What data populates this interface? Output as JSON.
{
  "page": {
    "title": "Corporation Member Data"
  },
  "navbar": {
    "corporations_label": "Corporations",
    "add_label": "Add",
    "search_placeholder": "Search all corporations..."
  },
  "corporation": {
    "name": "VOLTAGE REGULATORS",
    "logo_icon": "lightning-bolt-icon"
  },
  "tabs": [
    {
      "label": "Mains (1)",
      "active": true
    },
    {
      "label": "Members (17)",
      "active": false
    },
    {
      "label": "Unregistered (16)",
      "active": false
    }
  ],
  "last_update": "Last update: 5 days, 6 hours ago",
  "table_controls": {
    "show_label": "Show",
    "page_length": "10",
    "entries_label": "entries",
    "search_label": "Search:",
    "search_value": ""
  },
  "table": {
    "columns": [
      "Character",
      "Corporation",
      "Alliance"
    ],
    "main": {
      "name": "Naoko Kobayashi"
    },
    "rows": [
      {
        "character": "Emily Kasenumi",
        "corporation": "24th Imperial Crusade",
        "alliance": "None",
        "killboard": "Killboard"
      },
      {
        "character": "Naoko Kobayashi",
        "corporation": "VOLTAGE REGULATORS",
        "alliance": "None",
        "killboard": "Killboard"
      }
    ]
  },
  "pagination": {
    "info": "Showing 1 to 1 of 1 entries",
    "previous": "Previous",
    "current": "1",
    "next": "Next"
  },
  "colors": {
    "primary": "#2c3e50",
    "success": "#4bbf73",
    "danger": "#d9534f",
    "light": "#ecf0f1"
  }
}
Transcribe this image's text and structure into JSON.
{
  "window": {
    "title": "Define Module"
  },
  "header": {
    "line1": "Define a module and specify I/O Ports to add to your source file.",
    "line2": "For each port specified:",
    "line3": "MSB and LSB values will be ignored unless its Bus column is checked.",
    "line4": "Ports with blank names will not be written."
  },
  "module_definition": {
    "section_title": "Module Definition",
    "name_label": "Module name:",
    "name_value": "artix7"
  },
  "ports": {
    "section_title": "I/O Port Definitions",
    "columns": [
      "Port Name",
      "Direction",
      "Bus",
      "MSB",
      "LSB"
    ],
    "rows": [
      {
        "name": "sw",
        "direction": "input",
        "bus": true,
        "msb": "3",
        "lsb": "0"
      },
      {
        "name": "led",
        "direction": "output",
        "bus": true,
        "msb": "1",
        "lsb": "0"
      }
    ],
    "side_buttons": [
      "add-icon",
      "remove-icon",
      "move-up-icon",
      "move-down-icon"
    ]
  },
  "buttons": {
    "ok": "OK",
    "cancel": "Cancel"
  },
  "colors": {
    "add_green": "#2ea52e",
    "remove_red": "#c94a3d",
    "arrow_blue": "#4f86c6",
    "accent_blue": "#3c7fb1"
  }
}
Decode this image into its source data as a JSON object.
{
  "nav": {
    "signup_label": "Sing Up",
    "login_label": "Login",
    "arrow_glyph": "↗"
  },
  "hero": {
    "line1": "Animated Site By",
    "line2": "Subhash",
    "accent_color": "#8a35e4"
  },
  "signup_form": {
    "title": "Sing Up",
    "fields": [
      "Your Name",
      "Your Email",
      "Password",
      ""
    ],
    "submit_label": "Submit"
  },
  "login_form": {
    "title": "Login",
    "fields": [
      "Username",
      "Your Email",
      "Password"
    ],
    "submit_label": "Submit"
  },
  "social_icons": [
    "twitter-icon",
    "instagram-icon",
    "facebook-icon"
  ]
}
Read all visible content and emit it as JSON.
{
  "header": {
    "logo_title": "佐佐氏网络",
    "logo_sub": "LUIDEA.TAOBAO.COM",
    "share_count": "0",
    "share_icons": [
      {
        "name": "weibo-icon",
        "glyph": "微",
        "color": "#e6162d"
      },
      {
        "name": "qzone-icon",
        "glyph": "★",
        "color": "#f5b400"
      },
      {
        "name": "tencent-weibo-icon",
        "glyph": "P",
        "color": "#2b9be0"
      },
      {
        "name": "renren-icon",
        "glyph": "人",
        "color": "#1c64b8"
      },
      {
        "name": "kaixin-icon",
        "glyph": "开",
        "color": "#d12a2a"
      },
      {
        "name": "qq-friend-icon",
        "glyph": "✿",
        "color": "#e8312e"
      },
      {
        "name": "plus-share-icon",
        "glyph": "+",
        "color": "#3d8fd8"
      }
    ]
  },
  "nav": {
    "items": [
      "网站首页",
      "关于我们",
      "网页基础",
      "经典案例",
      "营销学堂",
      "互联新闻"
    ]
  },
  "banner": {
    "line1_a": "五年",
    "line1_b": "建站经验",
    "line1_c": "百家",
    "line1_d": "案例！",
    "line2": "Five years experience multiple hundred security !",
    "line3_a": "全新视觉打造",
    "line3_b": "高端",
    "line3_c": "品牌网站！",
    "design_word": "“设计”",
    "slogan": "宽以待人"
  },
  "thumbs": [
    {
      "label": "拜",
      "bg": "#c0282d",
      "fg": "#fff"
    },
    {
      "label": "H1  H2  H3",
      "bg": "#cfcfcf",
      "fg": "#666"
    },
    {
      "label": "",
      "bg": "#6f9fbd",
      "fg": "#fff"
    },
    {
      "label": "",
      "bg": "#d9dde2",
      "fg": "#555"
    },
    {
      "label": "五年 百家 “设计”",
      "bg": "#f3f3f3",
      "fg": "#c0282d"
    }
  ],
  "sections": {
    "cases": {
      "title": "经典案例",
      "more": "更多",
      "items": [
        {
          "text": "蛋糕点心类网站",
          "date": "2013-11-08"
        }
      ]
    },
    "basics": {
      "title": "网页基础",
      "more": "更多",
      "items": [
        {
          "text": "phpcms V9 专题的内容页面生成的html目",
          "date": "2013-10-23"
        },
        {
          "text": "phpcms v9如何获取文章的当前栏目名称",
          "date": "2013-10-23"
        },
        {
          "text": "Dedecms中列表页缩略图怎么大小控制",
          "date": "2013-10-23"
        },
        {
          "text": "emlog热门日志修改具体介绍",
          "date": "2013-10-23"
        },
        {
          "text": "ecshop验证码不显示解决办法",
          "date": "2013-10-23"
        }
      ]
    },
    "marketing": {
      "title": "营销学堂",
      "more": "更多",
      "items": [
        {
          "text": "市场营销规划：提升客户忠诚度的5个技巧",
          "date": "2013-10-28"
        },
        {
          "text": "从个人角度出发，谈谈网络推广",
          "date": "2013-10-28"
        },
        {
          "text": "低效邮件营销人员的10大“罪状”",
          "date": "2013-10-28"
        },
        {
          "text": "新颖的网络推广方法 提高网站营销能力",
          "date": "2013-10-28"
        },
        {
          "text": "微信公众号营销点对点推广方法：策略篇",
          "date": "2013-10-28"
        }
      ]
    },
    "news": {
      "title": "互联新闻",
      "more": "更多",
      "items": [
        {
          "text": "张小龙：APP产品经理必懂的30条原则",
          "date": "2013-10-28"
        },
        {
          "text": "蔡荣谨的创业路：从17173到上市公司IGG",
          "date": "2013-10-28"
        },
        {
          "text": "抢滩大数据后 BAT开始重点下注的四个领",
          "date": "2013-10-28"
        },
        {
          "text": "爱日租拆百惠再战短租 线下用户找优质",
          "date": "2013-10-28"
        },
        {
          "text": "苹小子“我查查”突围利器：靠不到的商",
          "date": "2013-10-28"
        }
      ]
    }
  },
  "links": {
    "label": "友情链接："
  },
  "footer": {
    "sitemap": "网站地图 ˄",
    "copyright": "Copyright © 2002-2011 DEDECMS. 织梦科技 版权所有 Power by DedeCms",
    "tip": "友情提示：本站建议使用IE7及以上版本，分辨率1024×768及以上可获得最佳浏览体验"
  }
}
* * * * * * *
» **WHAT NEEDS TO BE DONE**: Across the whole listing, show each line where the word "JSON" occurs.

» **WRITTEN RESPONSE**:
What data populates this interface? Output as JSON.
Transcribe this image's text and structure into JSON.
Decode this image into its source data as a JSON object.
Read all visible content and emit it as JSON.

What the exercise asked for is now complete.